Is patriotism an associative duty?

Journal of Ethics 13 (4):383-399 (2009)
Associative duties—duties inherent to some of our relationships—are most commonly discussed in terms of intimate associations such as of families, friends, or lovers. In this essay I ask whether impersonal associations such as state or nation can also give rise to genuinely associative duties, i.e., duties of patriotism or nationalism. I distinguish between the two in terms of their objects: the object of patriotism is an institutionalized political community, whereas the object of nationalism is a group of people who share a common identity, often grounded in a belief in shared history, and an aspiration for collective self-government together. I explore three arguments for the thesis that a special concern for one’s polity and fellow-citizens, or one’s nation and co-nationals, is an associative duty: from reciprocity, from collective self-determination, and from the well-being of compatriots or co-nationals. I argue that the relationship among compatriots is a more plausible contender for generating associative duties than the relationship among co-nationals, although even in this case there are questions whether these are genuinely associative duties, or simply special duties. Although the relationship among co-nationals is a less plausible contender for associative duties, the well-being argument does apply to the relationship among both co-nationals and compatriots. I also suggest that there is a certain privileging of the status quo in the way that associative duties arguments work, because they tend to operate from existing relations and associations
Keywords Associative duties  Patriotism  Nationalism  Reciprocity  Samuel Scheffler  Self-determination
Categories (categorize this paper)
 Save to my reading list
Follow the author(s)
My bibliography
Export citation
Find it on Scholar
Edit this record
Mark as duplicate
Revision history Request removal from index
Download options
PhilPapers Archive

Upload a copy of this paper     Check publisher's policy on self-archival     Papers currently archived: 22,660
External links
Setup an account with your affiliations in order to access resources via your University's proxy server
Configure custom proxy (use this if your affiliation does not provide a proxy)
Through your library
References found in this work BETA
Thomas Scanlon (1998). What We Owe to Each Other. Belknap Press of Harvard University Press.
John Rawls (1999). The Law of Peoples. Harvard University Press.
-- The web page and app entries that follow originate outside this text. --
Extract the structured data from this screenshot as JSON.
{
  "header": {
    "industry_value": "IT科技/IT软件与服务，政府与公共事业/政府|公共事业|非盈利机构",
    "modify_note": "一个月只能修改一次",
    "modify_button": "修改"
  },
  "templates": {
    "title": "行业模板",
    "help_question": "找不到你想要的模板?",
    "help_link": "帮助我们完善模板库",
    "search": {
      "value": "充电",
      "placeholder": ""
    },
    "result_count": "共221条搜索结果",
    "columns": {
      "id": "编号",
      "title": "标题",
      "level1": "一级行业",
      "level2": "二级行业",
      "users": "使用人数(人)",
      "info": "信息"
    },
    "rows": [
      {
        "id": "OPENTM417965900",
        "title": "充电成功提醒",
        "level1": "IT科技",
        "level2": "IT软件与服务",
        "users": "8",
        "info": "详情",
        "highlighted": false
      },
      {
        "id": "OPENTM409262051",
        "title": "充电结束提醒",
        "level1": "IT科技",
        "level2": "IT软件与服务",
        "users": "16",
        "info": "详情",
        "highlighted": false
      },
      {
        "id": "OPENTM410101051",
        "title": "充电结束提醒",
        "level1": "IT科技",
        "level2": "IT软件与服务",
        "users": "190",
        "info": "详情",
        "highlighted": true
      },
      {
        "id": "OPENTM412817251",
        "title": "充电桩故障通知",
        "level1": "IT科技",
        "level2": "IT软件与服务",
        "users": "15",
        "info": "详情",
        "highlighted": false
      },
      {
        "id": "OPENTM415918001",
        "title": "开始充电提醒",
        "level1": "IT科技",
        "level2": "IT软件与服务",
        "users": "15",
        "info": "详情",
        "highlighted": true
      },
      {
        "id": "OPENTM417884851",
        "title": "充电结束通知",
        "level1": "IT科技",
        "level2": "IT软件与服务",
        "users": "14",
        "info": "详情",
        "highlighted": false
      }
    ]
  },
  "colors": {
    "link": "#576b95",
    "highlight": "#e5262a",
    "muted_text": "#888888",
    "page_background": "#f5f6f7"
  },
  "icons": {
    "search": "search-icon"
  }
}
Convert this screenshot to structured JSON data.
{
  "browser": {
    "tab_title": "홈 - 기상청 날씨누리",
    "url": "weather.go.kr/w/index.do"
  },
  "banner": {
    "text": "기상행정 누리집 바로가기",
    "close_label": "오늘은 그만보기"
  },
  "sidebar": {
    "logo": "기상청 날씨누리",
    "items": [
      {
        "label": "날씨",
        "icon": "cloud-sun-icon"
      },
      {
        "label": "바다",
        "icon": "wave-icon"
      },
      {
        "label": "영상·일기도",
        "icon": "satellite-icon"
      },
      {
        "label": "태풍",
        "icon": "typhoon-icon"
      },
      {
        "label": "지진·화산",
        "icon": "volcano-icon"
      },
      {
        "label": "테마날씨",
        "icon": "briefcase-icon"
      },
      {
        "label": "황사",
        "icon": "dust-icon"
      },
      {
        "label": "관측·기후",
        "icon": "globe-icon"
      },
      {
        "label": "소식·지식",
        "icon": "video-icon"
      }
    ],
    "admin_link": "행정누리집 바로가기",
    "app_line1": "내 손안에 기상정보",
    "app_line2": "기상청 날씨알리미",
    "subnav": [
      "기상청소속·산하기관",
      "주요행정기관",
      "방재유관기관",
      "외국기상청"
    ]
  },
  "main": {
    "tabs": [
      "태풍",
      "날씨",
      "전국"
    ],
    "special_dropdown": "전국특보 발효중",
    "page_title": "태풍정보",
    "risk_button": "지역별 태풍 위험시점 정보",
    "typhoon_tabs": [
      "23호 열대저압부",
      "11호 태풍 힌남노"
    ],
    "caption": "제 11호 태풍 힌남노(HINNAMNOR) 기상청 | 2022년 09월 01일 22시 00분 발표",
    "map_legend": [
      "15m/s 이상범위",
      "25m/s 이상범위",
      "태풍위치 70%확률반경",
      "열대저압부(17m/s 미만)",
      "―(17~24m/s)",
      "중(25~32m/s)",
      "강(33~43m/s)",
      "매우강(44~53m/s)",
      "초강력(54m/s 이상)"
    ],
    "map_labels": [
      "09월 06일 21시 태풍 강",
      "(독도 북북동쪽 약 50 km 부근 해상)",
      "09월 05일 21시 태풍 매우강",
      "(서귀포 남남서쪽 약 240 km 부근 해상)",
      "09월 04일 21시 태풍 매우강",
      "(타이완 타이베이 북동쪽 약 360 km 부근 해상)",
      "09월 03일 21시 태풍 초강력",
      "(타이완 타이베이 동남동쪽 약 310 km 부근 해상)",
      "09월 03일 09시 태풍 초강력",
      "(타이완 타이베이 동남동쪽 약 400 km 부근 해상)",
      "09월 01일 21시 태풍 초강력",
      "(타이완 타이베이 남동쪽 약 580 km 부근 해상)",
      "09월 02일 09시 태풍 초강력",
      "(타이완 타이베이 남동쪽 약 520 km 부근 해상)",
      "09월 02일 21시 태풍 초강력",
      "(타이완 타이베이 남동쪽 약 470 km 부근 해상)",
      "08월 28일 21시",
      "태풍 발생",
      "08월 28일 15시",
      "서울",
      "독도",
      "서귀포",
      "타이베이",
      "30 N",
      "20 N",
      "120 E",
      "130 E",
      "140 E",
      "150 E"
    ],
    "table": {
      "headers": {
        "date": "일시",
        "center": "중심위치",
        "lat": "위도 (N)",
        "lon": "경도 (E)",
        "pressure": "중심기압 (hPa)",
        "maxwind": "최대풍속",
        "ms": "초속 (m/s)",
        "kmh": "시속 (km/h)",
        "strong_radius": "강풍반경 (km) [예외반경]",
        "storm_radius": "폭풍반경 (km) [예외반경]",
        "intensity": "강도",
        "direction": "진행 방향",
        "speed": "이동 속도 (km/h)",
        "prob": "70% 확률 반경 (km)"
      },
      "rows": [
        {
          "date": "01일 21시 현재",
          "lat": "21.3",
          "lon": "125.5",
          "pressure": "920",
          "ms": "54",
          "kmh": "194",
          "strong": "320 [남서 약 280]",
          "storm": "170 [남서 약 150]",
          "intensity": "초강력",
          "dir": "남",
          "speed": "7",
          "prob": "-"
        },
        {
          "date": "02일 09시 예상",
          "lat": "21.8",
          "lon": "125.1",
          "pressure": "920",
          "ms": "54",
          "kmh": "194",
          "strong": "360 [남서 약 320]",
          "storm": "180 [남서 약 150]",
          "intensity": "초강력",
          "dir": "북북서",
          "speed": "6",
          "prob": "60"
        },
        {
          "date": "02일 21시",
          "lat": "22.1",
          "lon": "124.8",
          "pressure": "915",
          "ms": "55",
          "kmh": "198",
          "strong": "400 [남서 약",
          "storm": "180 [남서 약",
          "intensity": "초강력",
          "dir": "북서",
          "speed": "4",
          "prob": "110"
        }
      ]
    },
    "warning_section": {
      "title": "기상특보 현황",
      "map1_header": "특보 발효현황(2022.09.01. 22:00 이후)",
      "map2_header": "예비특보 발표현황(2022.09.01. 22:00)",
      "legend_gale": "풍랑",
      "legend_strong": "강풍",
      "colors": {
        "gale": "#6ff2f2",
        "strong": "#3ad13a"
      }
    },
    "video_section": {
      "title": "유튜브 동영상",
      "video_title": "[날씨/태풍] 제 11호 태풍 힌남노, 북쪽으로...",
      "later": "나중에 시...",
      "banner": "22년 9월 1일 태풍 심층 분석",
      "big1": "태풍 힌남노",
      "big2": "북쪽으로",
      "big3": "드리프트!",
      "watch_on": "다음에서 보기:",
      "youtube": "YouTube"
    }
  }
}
View all 18 references / Add more references

Citations of this work BETA

No citations found.

Add more citations

Similar books and articles
Seth Lazar (2009). Debate: Do Associative Duties Really Not Matter? Journal of Political Philosophy 17 (1):90-101.
Niko Kolodny (2002). Do Associative Duties Matter? Journal of Political Philosophy 10 (3):250–266.
Gillian Brock (2008). What Do We Owe Others as a Matter of Global Justice and Does National Membership Matter? Critical Review of International Social and Political Philosophy 11 (4):433-448.
Thomas Pogge (2002). Cosmopolitanism: A Defence. Critical Review of International Social and Political Philosophy 5 (3):86-91.
David Miller (2005). Reasonable Partiality Towards Compatriots. Ethical Theory and Moral Practice 8 (1-2):63-81.
Seth Lazar (2010). A Liberal Defence of (Some) Duties to Compatriots. Journal of Applied Philosophy 27 (3):246-257.

Monthly downloads

Added to index


Total downloads

68 ( #67,326 of 1,938,858 )

Recent downloads (6 months)

3 ( #219,396 of 1,938,858 )

How can I increase my downloads?

My notes
Sign in to use this feature

Start a new thread
There  are no threads in this forum
Nothing in this forum yet.